Tush shifted his weight and the mountain moved. We were slowly circling the house. We came to the courtyard at its side. Everything was sun here. The figure above the courtyard was a small stone angel. It perched above a fountain. We saw now. I bent down to pick up a corncob that turned out to be a banana pecked bristly by birds, and found the body of a man. He too had had his throat cut. He lay between the angel and a bougainvillea tree that edged the courtyard. There had been some sort of struggle, his shirt was torn and his face had scratches on it. For a moment the stone angel was a bird of prey extending its talons, before the sun and the sound of water restored in it the warm silence of a covering presence. They were gone, we were somehow sure. Beneath the angel’s wings, only stillness flowered. Bandits, or whoever they had been, were a cloud shadow swiftly darkening and passing. We still did not understand.
And then we found her. Tush called us up to the second floor of the house. He had entered and his voice was reserved. Upon the honey-colored wood floor of an open room, she lay still in the light of a huge window, which had been opened and breezed the arrow calls we had heard earlier. Sadly, she was graceful. The afternoon sun had given her butterfly wings.
They had taken almost nothing. Everything was strangely in its place. There was no way to tell in what order the family had been murdered. They were together, and happy, even now. They remained somehow aloft above their deaths. Now we understood. The bandits had fled in terror from such happiness. They were cursed and forever and had accomplished nothing. Their knives had merely cut birds into clay.
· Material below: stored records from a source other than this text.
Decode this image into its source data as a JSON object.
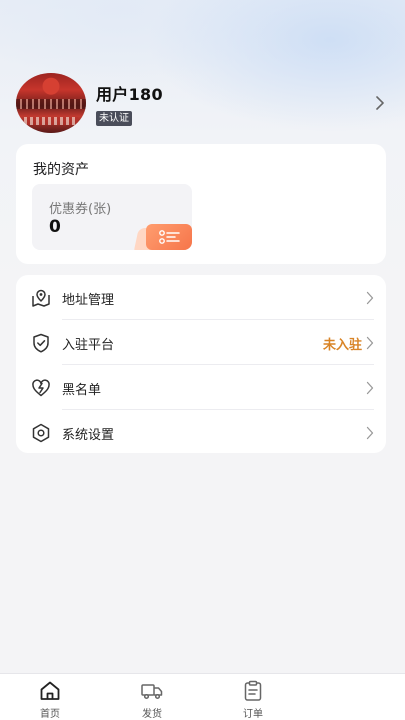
{
  "profile": {
    "name": "用户180",
    "badge": "未认证"
  },
  "assets": {
    "title": "我的资产",
    "coupon_label": "优惠券(张)",
    "coupon_value": "0",
    "accent_color": "#f6754a"
  },
  "menu": {
    "items": [
      {
        "label": "地址管理",
        "icon": "location-map-icon"
      },
      {
        "label": "入驻平台",
        "icon": "shield-check-icon",
        "status": "未入驻"
      },
      {
        "label": "黑名单",
        "icon": "broken-heart-icon"
      },
      {
        "label": "系统设置",
        "icon": "hexagon-settings-icon"
      }
    ],
    "status_color": "#d98426"
  },
  "tabbar": {
    "tabs": [
      {
        "label": "首页",
        "icon": "home-icon"
      },
      {
        "label": "发货",
        "icon": "truck-icon"
      },
      {
        "label": "订单",
        "icon": "clipboard-icon"
      }
    ]
  }
}
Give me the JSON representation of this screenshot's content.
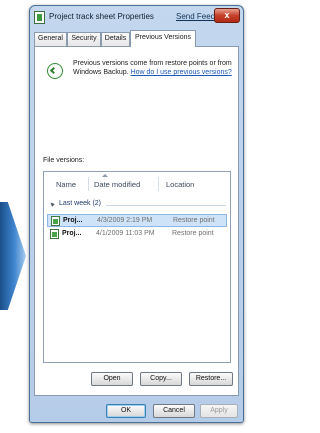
{
  "window": {
    "title": "Project track sheet Properties",
    "send_feedback": "Send Feedback",
    "close_label": "x"
  },
  "tabs": [
    {
      "label": "General"
    },
    {
      "label": "Security"
    },
    {
      "label": "Details"
    },
    {
      "label": "Previous Versions",
      "active": true
    }
  ],
  "info": {
    "text": "Previous versions come from restore points or from Windows Backup. ",
    "link": "How do I use previous versions?"
  },
  "file_versions_label": "File versions:",
  "columns": [
    "Name",
    "Date modified",
    "Location"
  ],
  "groups": [
    {
      "label": "Last week (2)",
      "rows": [
        {
          "name": "Proj...",
          "date": "4/3/2009 2:19 PM",
          "location": "Restore point",
          "selected": true
        },
        {
          "name": "Proj...",
          "date": "4/1/2009 11:03 PM",
          "location": "Restore point",
          "selected": false
        }
      ]
    }
  ],
  "actions": {
    "open": "Open",
    "copy": "Copy...",
    "restore": "Restore..."
  },
  "dialog_buttons": {
    "ok": "OK",
    "cancel": "Cancel",
    "apply": "Apply"
  }
}
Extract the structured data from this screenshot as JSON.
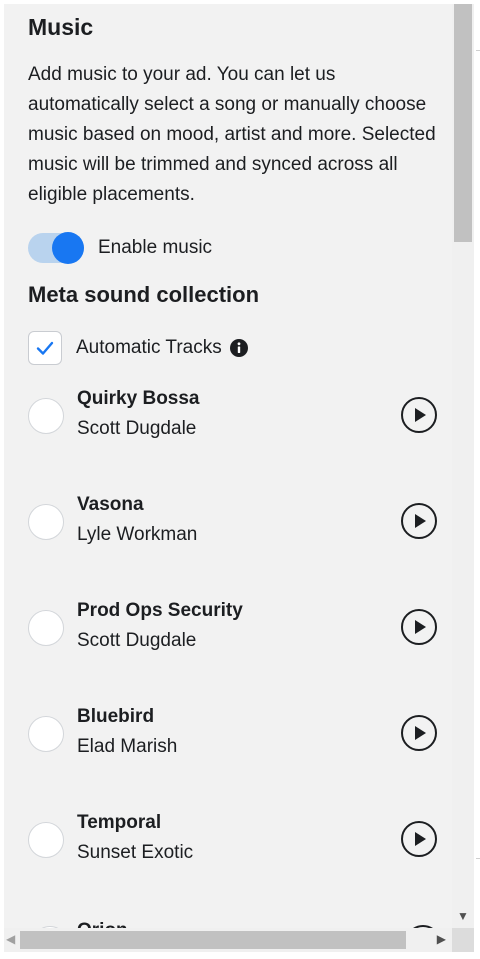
{
  "music": {
    "title": "Music",
    "description": "Add music to your ad. You can let us automatically select a song or manually choose music based on mood, artist and more. Selected music will be trimmed and synced across all eligible placements.",
    "enable_label": "Enable music",
    "enable_on": true
  },
  "collection": {
    "heading": "Meta sound collection",
    "automatic_label": "Automatic Tracks",
    "automatic_checked": true
  },
  "tracks": [
    {
      "name": "Quirky Bossa",
      "artist": "Scott Dugdale"
    },
    {
      "name": "Vasona",
      "artist": "Lyle Workman"
    },
    {
      "name": "Prod Ops Security",
      "artist": "Scott Dugdale"
    },
    {
      "name": "Bluebird",
      "artist": "Elad Marish"
    },
    {
      "name": "Temporal",
      "artist": "Sunset Exotic"
    },
    {
      "name": "Orion",
      "artist": ""
    }
  ],
  "colors": {
    "accent": "#1877f2",
    "toggle_track": "#b9d3ee",
    "panel_bg": "#f2f2f2"
  },
  "icons": {
    "play": "play-circle-icon",
    "info": "info-icon",
    "check": "checkmark-icon"
  }
}
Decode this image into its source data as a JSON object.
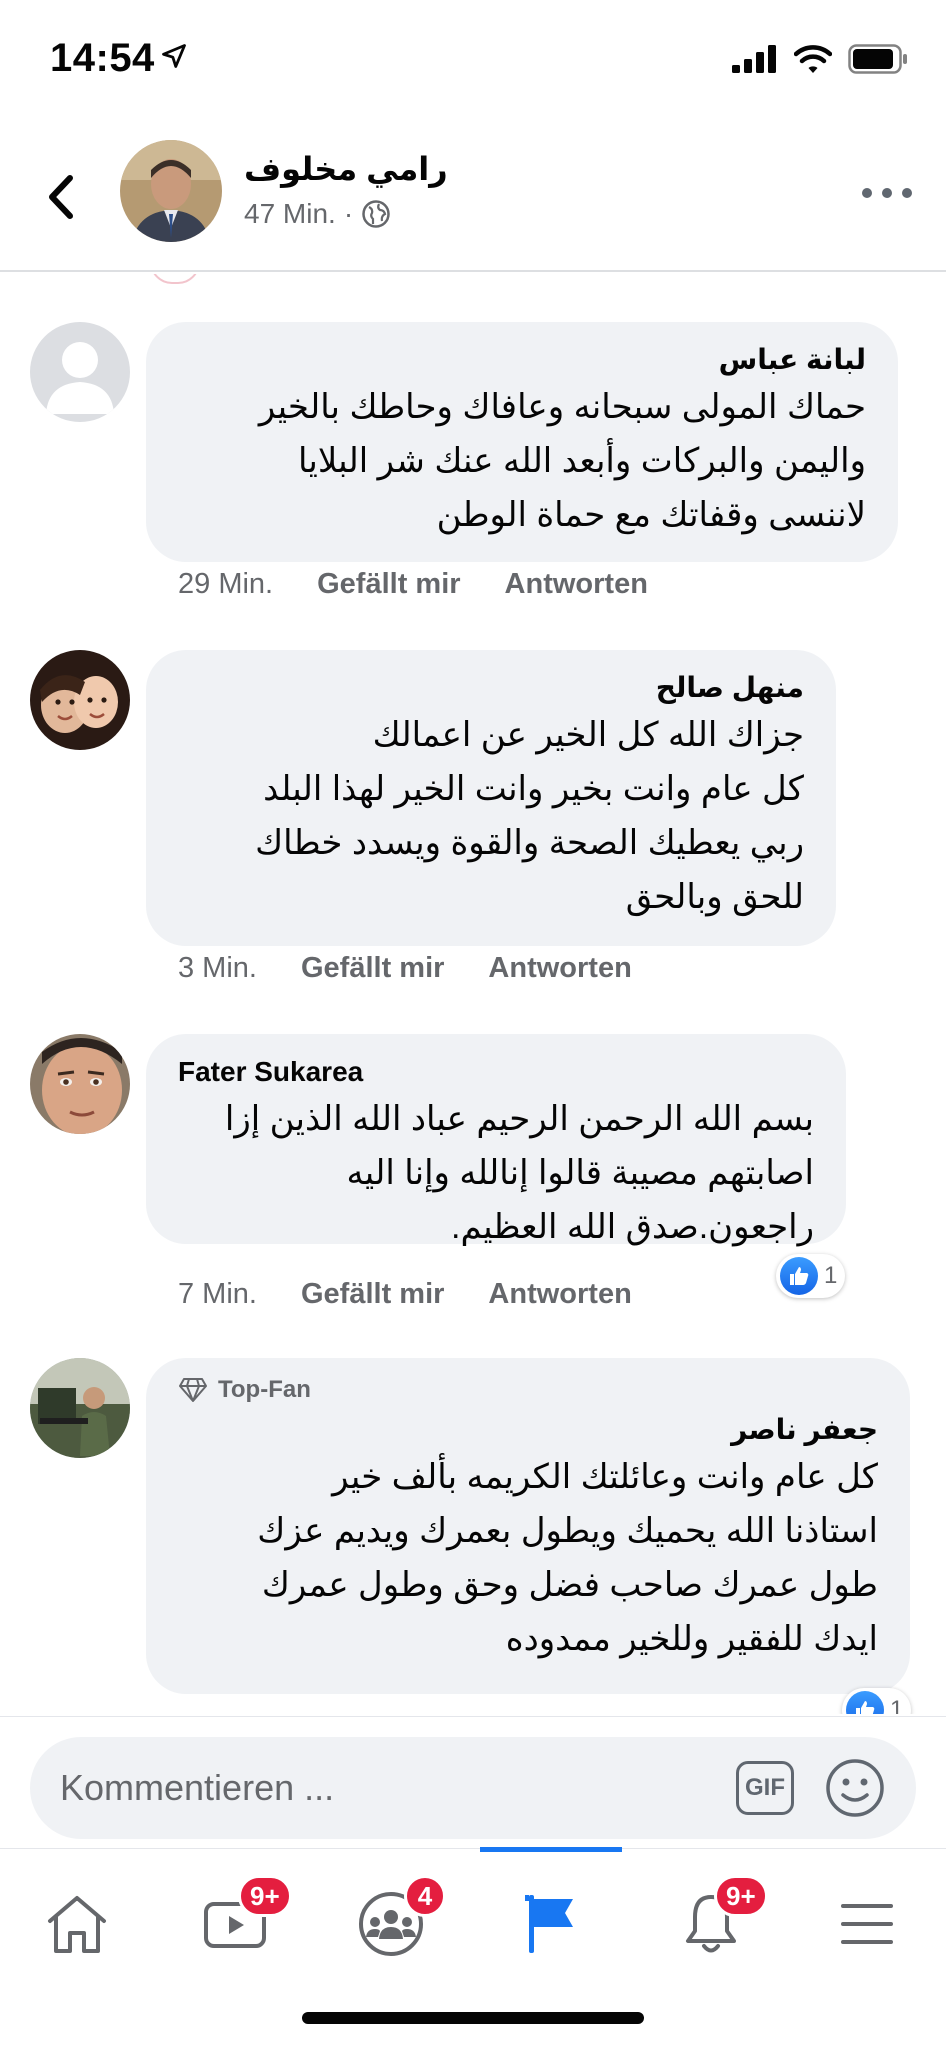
{
  "status_bar": {
    "time": "14:54"
  },
  "header": {
    "page_name": "رامي مخلوف",
    "post_age": "47 Min.",
    "separator": "·"
  },
  "comments": [
    {
      "author": "لبانة عباس",
      "text": "حماك المولى سبحانه وعافاك وحاطك بالخير\nواليمن والبركات وأبعد الله عنك شر البلايا\nلاننسى وقفاتك مع حماة الوطن",
      "time": "29 Min.",
      "like_label": "Gefällt mir",
      "reply_label": "Antworten"
    },
    {
      "author": "منهل صالح",
      "text": "جزاك الله كل الخير عن اعمالك\nكل عام وانت بخير وانت الخير لهذا البلد\nربي يعطيك الصحة والقوة ويسدد خطاك\nللحق وبالحق",
      "time": "3 Min.",
      "like_label": "Gefällt mir",
      "reply_label": "Antworten"
    },
    {
      "author": "Fater Sukarea",
      "text": "بسم الله الرحمن الرحيم عباد الله الذين إزا\nاصابتهم مصيبة قالوا إنالله وإنا اليه\nراجعون.صدق الله العظيم.",
      "time": "7 Min.",
      "like_label": "Gefällt mir",
      "reply_label": "Antworten",
      "reaction_count": "1"
    },
    {
      "badge": "Top-Fan",
      "author": "جعفر ناصر",
      "text": "كل عام وانت وعائلتك الكريمه بألف خير\nاستاذنا الله يحميك ويطول بعمرك ويديم عزك\nطول عمرك صاحب فضل وحق وطول عمرك\nايدك للفقير وللخير ممدوده",
      "reaction_count": "1"
    }
  ],
  "composer": {
    "placeholder": "Kommentieren ...",
    "gif_label": "GIF"
  },
  "bottom_nav": {
    "watch_badge": "9+",
    "groups_badge": "4",
    "notifications_badge": "9+"
  },
  "colors": {
    "accent": "#1877f2",
    "badge": "#e41e3f",
    "bubble": "#f0f2f5",
    "secondary_text": "#65676b"
  }
}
We buried the four bodies together in front of the house just before dusk. We ate peaches and poppy-seed rolls we found in the house’s kitchen. Tush and I slept in the field of irises. Ad wanted to keep the graves company through the night. We left him singing to them softly. As we lay down amid the stalks of irises, Ad’s song drifted to us spindly and remote. We slept without fear, the violence of that place had already occurred. I left a candle burning near the upstairs window where we had found her. The flame put on coats of shadow to keep the cold away. I turned face up in the field, and as sleep took me I felt Tush’s warmth beside me and saw how the breeze made the iris petals tremble. I closed my eyes, and a thousand shafts, fletched with twilight, fell from heaven.
About the author:
The son of Colombian parents, George Mario Angel Quintero was born in 1964 in San Francisco, California, where he spent his first thirty years. He studied literature at the University of California and was later awarded a Wallace Stegner Fellowship in Fiction from Stanford University. He has published fiction, poetry, and essays in English as George Angel in literary magazines and the chapbook Globo (1996), and received the Nilon Award from Fiction Collective 2 for his book The Fifth Season (1996). He has since published a book of new and selected poems written in English, On the Voice (2016). Since 1995, he has lived in Medellin, Colombia, where, under the name Mario Angel Quintero, he has published six Spanish poetry collections, as well as three books of plays in Spanish. His visual art has been exhibited and published and he has also illustrated books. Since 2003, he has worked as director and playwright of the theatre company Párpado Teatro, and is a founding member of the musical groups Underflavour and Sell the Elephant.